**Instructions to follow**
Each line of the records needs to come back exactly as written.

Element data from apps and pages
□ □ □ □

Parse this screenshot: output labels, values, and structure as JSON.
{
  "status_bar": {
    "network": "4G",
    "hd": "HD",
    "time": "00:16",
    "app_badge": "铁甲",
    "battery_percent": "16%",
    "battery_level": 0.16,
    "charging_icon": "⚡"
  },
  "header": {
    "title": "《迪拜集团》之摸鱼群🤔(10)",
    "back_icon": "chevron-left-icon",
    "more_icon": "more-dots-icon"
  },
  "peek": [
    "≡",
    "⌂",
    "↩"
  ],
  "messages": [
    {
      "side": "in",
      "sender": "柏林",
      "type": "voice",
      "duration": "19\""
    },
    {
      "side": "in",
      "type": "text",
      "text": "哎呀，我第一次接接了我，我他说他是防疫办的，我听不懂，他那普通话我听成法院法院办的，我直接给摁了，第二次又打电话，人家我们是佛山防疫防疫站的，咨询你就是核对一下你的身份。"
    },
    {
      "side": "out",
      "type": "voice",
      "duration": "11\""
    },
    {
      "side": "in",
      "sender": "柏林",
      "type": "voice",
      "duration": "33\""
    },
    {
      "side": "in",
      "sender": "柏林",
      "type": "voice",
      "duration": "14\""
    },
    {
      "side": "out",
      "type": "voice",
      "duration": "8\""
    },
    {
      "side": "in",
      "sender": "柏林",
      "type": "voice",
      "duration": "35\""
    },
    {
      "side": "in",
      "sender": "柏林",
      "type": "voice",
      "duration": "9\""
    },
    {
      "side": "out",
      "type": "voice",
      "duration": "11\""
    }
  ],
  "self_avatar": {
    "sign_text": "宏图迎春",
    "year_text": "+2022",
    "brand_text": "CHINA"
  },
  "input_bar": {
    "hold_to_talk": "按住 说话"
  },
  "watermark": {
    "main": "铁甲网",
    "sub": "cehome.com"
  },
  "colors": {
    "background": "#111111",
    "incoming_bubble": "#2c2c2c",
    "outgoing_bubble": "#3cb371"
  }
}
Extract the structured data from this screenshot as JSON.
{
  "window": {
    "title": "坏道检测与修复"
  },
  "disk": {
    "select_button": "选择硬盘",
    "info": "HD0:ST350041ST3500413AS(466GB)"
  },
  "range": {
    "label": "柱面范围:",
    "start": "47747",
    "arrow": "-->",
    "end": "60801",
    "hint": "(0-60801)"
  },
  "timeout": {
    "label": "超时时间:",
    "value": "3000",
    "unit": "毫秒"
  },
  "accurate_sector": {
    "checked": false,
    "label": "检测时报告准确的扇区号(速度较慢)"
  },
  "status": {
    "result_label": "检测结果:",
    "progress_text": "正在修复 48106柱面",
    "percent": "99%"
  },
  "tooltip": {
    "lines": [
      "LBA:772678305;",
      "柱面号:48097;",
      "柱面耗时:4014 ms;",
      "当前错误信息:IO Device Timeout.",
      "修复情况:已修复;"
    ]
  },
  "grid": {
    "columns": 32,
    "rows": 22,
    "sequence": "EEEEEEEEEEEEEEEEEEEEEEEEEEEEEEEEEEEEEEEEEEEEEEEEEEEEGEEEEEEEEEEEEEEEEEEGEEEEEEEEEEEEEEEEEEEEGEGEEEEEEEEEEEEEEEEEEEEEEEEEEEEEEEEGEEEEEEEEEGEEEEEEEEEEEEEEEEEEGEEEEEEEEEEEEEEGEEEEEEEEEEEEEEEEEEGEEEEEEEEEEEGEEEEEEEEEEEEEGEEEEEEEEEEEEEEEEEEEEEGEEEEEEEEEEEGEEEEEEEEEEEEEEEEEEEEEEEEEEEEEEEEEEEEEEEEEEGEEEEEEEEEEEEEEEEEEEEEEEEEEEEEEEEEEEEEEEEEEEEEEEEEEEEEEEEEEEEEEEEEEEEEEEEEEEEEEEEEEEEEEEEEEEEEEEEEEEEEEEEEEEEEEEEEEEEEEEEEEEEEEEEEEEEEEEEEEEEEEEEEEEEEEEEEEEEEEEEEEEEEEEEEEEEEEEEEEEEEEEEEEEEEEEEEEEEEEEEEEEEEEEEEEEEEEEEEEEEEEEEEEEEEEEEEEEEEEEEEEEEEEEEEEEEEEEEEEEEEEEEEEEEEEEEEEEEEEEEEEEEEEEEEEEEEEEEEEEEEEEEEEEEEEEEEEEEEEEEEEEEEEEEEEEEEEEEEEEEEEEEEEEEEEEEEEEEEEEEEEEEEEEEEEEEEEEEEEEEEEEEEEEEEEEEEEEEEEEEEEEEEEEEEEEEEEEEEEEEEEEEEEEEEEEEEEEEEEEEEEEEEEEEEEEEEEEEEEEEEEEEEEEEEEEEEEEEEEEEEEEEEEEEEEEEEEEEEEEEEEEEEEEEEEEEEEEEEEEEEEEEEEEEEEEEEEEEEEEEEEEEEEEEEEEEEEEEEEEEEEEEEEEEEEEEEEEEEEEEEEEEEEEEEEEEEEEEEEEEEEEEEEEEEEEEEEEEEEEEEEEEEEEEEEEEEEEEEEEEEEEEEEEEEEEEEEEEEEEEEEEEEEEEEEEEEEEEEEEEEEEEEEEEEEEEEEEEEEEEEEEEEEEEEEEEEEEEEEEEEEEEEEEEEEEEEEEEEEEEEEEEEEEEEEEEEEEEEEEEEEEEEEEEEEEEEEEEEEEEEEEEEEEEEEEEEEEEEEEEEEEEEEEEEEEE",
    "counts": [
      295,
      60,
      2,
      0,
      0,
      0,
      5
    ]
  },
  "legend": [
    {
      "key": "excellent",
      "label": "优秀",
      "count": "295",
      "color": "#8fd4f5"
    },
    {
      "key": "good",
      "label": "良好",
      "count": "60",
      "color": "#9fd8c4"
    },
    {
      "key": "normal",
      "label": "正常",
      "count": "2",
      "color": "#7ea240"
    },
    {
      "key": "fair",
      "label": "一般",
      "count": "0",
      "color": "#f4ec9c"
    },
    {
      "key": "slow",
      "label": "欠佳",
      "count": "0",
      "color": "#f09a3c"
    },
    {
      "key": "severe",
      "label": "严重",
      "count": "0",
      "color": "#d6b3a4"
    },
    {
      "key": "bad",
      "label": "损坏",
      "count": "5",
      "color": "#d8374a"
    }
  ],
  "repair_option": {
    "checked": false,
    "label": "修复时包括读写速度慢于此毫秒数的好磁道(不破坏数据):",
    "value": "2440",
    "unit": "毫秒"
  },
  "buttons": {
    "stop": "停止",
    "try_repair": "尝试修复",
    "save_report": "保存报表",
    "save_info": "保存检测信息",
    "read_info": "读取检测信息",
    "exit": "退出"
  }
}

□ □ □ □

**Answer to the problem**
Parse this screenshot: output labels, values, and structure as JSON.
{
  "status_bar": {
    "network": "4G",
    "hd": "HD",
    "time": "00:16",
    "app_badge": "铁甲",
    "battery_percent": "16%",
    "battery_level": 0.16,
    "charging_icon": "⚡"
  },
  "header": {
    "title": "《迪拜集团》之摸鱼群🤔(10)",
    "back_icon": "chevron-left-icon",
    "more_icon": "more-dots-icon"
  },
  "peek": [
    "≡",
    "⌂",
    "↩"
  ],
  "messages": [
    {
      "side": "in",
      "sender": "柏林",
      "type": "voice",
      "duration": "19\""
    },
    {
      "side": "in",
      "type": "text",
      "text": "哎呀，我第一次接接了我，我他说他是防疫办的，我听不懂，他那普通话我听成法院法院办的，我直接给摁了，第二次又打电话，人家我们是佛山防疫防疫站的，咨询你就是核对一下你的身份。"
    },
    {
      "side": "out",
      "type": "voice",
      "duration": "11\""
    },
    {
      "side": "in",
      "sender": "柏林",
      "type": "voice",
      "duration": "33\""
    },
    {
      "side": "in",
      "sender": "柏林",
      "type": "voice",
      "duration": "14\""
    },
    {
      "side": "out",
      "type": "voice",
      "duration": "8\""
    },
    {
      "side": "in",
      "sender": "柏林",
      "type": "voice",
      "duration": "35\""
    },
    {
      "side": "in",
      "sender": "柏林",
      "type": "voice",
      "duration": "9\""
    },
    {
      "side": "out",
      "type": "voice",
      "duration": "11\""
    }
  ],
  "self_avatar": {
    "sign_text": "宏图迎春",
    "year_text": "+2022",
    "brand_text": "CHINA"
  },
  "input_bar": {
    "hold_to_talk": "按住 说话"
  },
  "watermark": {
    "main": "铁甲网",
    "sub": "cehome.com"
  },
  "colors": {
    "background": "#111111",
    "incoming_bubble": "#2c2c2c",
    "outgoing_bubble": "#3cb371"
  }
}
Extract the structured data from this screenshot as JSON.
{
  "window": {
    "title": "坏道检测与修复"
  },
  "disk": {
    "select_button": "选择硬盘",
    "info": "HD0:ST350041ST3500413AS(466GB)"
  },
  "range": {
    "label": "柱面范围:",
    "start": "47747",
    "arrow": "-->",
    "end": "60801",
    "hint": "(0-60801)"
  },
  "timeout": {
    "label": "超时时间:",
    "value": "3000",
    "unit": "毫秒"
  },
  "accurate_sector": {
    "checked": false,
    "label": "检测时报告准确的扇区号(速度较慢)"
  },
  "status": {
    "result_label": "检测结果:",
    "progress_text": "正在修复 48106柱面",
    "percent": "99%"
  },
  "tooltip": {
    "lines": [
      "LBA:772678305;",
      "柱面号:48097;",
      "柱面耗时:4014 ms;",
      "当前错误信息:IO Device Timeout.",
      "修复情况:已修复;"
    ]
  },
  "grid": {
    "columns": 32,
    "rows": 22,
    "sequence": "EEEEEEEEEEEEEEEEEEEEEEEEEEEEEEEEEEEEEEEEEEEEEEEEEEEEGEEEEEEEEEEEEEEEEEEGEEEEEEEEEEEEEEEEEEEEGEGEEEEEEEEEEEEEEEEEEEEEEEEEEEEEEEEGEEEEEEEEEGEEEEEEEEEEEEEEEEEEGEEEEEEEEEEEEEEGEEEEEEEEEEEEEEEEEEGEEEEEEEEEEEGEEEEEEEEEEEEEGEEEEEEEEEEEEEEEEEEEEEGEEEEEEEEEEEGEEEEEEEEEEEEEEEEEEEEEEEEEEEEEEEEEEEEEEEEEEGEEEEEEEEEEEEEEEEEEEEEEEEEEEEEEEEEEEEEEEEEEEEEEEEEEEEEEEEEEEEEEEEEEEEEEEEEEEEEEEEEEEEEEEEEEEEEEEEEEEEEEEEEEEEEEEEEEEEEEEEEEEEEEEEEEEEEEEEEEEEEEEEEEEEEEEEEEEEEEEEEEEEEEEEEEEEEEEEEEEEEEEEEEEEEEEEEEEEEEEEEEEEEEEEEEEEEEEEEEEEEEEEEEEEEEEEEEEEEEEEEEEEEEEEEEEEEEEEEEEEEEEEEEEEEEEEEEEEEEEEEEEEEEEEEEEEEEEEEEEEEEEEEEEEEEEEEEEEEEEEEEEEEEEEEEEEEEEEEEEEEEEEEEEEEEEEEEEEEEEEEEEEEEEEEEEEEEEEEEEEEEEEEEEEEEEEEEEEEEEEEEEEEEEEEEEEEEEEEEEEEEEEEEEEEEEEEEEEEEEEEEEEEEEEEEEEEEEEEEEEEEEEEEEEEEEEEEEEEEEEEEEEEEEEEEEEEEEEEEEEEEEEEEEEEEEEEEEEEEEEEEEEEEEEEEEEEEEEEEEEEEEEEEEEEEEEEEEEEEEEEEEEEEEEEEEEEEEEEEEEEEEEEEEEEEEEEEEEEEEEEEEEEEEEEEEEEEEEEEEEEEEEEEEEEEEEEEEEEEEEEEEEEEEEEEEEEEEEEEEEEEEEEEEEEEEEEEEEEEEEEEEEEEEEEEEEEEEEEEEEEEEEEEEEEEEEEEEEEEEEEEEEEEEEEEEEEEEEEEEEEEEEEEEEEEEEEEEEEEEEEEEEEEEEEEEEEEEEEEEEEEEEEEEEEEEEEEEEEEEEEEEEEEEEEEEE",
    "counts": [
      295,
      60,
      2,
      0,
      0,
      0,
      5
    ]
  },
  "legend": [
    {
      "key": "excellent",
      "label": "优秀",
      "count": "295",
      "color": "#8fd4f5"
    },
    {
      "key": "good",
      "label": "良好",
      "count": "60",
      "color": "#9fd8c4"
    },
    {
      "key": "normal",
      "label": "正常",
      "count": "2",
      "color": "#7ea240"
    },
    {
      "key": "fair",
      "label": "一般",
      "count": "0",
      "color": "#f4ec9c"
    },
    {
      "key": "slow",
      "label": "欠佳",
      "count": "0",
      "color": "#f09a3c"
    },
    {
      "key": "severe",
      "label": "严重",
      "count": "0",
      "color": "#d6b3a4"
    },
    {
      "key": "bad",
      "label": "损坏",
      "count": "5",
      "color": "#d8374a"
    }
  ],
  "repair_option": {
    "checked": false,
    "label": "修复时包括读写速度慢于此毫秒数的好磁道(不破坏数据):",
    "value": "2440",
    "unit": "毫秒"
  },
  "buttons": {
    "stop": "停止",
    "try_repair": "尝试修复",
    "save_report": "保存报表",
    "save_info": "保存检测信息",
    "read_info": "读取检测信息",
    "exit": "退出"
  }
}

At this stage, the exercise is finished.